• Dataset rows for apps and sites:
- - -

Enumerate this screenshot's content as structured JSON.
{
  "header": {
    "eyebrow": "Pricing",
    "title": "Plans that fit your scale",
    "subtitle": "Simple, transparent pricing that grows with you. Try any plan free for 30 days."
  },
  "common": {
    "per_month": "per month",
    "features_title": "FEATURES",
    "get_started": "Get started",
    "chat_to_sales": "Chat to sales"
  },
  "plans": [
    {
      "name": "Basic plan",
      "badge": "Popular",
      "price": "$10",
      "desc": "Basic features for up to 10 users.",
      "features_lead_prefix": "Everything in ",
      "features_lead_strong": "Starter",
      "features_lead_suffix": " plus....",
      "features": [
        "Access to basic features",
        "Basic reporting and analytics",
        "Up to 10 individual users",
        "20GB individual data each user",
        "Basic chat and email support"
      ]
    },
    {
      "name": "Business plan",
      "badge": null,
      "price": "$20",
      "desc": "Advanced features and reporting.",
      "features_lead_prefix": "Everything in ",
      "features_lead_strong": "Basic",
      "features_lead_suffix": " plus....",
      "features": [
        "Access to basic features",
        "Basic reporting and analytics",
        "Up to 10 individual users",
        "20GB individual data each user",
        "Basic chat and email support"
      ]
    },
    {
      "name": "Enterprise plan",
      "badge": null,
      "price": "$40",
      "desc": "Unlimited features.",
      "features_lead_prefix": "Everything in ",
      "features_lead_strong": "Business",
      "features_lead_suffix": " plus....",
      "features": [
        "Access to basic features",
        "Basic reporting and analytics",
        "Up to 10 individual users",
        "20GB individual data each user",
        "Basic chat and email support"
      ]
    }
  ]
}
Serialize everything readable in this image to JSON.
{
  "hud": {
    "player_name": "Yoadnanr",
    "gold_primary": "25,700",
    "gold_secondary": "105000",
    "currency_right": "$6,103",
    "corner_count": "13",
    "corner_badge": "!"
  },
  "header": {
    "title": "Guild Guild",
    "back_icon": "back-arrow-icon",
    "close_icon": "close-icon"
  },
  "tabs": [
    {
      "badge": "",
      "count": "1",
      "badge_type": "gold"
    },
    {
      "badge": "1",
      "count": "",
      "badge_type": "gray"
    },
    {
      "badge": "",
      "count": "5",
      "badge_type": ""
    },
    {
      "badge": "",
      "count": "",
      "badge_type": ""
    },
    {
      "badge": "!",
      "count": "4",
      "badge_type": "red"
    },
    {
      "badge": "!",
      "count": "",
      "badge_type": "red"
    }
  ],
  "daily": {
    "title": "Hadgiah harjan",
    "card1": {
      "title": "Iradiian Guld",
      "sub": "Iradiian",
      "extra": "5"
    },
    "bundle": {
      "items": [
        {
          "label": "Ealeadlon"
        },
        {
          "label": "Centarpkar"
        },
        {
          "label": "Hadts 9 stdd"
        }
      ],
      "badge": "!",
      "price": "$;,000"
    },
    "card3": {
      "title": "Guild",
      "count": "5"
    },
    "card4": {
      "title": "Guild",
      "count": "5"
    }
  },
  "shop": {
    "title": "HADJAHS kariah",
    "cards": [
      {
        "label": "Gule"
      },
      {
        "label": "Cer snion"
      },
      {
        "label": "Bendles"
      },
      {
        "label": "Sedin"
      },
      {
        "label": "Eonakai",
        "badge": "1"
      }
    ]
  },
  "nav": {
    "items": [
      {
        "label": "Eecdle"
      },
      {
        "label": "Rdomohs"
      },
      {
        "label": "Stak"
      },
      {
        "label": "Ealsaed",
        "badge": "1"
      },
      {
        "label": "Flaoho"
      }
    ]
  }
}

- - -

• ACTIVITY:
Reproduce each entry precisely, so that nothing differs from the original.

• SOLVED EXERCISE:
Enumerate this screenshot's content as structured JSON.
{
  "header": {
    "eyebrow": "Pricing",
    "title": "Plans that fit your scale",
    "subtitle": "Simple, transparent pricing that grows with you. Try any plan free for 30 days."
  },
  "common": {
    "per_month": "per month",
    "features_title": "FEATURES",
    "get_started": "Get started",
    "chat_to_sales": "Chat to sales"
  },
  "plans": [
    {
      "name": "Basic plan",
      "badge": "Popular",
      "price": "$10",
      "desc": "Basic features for up to 10 users.",
      "features_lead_prefix": "Everything in ",
      "features_lead_strong": "Starter",
      "features_lead_suffix": " plus....",
      "features": [
        "Access to basic features",
        "Basic reporting and analytics",
        "Up to 10 individual users",
        "20GB individual data each user",
        "Basic chat and email support"
      ]
    },
    {
      "name": "Business plan",
      "badge": null,
      "price": "$20",
      "desc": "Advanced features and reporting.",
      "features_lead_prefix": "Everything in ",
      "features_lead_strong": "Basic",
      "features_lead_suffix": " plus....",
      "features": [
        "Access to basic features",
        "Basic reporting and analytics",
        "Up to 10 individual users",
        "20GB individual data each user",
        "Basic chat and email support"
      ]
    },
    {
      "name": "Enterprise plan",
      "badge": null,
      "price": "$40",
      "desc": "Unlimited features.",
      "features_lead_prefix": "Everything in ",
      "features_lead_strong": "Business",
      "features_lead_suffix": " plus....",
      "features": [
        "Access to basic features",
        "Basic reporting and analytics",
        "Up to 10 individual users",
        "20GB individual data each user",
        "Basic chat and email support"
      ]
    }
  ]
}
Serialize everything readable in this image to JSON.
{
  "hud": {
    "player_name": "Yoadnanr",
    "gold_primary": "25,700",
    "gold_secondary": "105000",
    "currency_right": "$6,103",
    "corner_count": "13",
    "corner_badge": "!"
  },
  "header": {
    "title": "Guild Guild",
    "back_icon": "back-arrow-icon",
    "close_icon": "close-icon"
  },
  "tabs": [
    {
      "badge": "",
      "count": "1",
      "badge_type": "gold"
    },
    {
      "badge": "1",
      "count": "",
      "badge_type": "gray"
    },
    {
      "badge": "",
      "count": "5",
      "badge_type": ""
    },
    {
      "badge": "",
      "count": "",
      "badge_type": ""
    },
    {
      "badge": "!",
      "count": "4",
      "badge_type": "red"
    },
    {
      "badge": "!",
      "count": "",
      "badge_type": "red"
    }
  ],
  "daily": {
    "title": "Hadgiah harjan",
    "card1": {
      "title": "Iradiian Guld",
      "sub": "Iradiian",
      "extra": "5"
    },
    "bundle": {
      "items": [
        {
          "label": "Ealeadlon"
        },
        {
          "label": "Centarpkar"
        },
        {
          "label": "Hadts 9 stdd"
        }
      ],
      "badge": "!",
      "price": "$;,000"
    },
    "card3": {
      "title": "Guild",
      "count": "5"
    },
    "card4": {
      "title": "Guild",
      "count": "5"
    }
  },
  "shop": {
    "title": "HADJAHS kariah",
    "cards": [
      {
        "label": "Gule"
      },
      {
        "label": "Cer snion"
      },
      {
        "label": "Bendles"
      },
      {
        "label": "Sedin"
      },
      {
        "label": "Eonakai",
        "badge": "1"
      }
    ]
  },
  "nav": {
    "items": [
      {
        "label": "Eecdle"
      },
      {
        "label": "Rdomohs"
      },
      {
        "label": "Stak"
      },
      {
        "label": "Ealsaed",
        "badge": "1"
      },
      {
        "label": "Flaoho"
      }
    ]
  }
}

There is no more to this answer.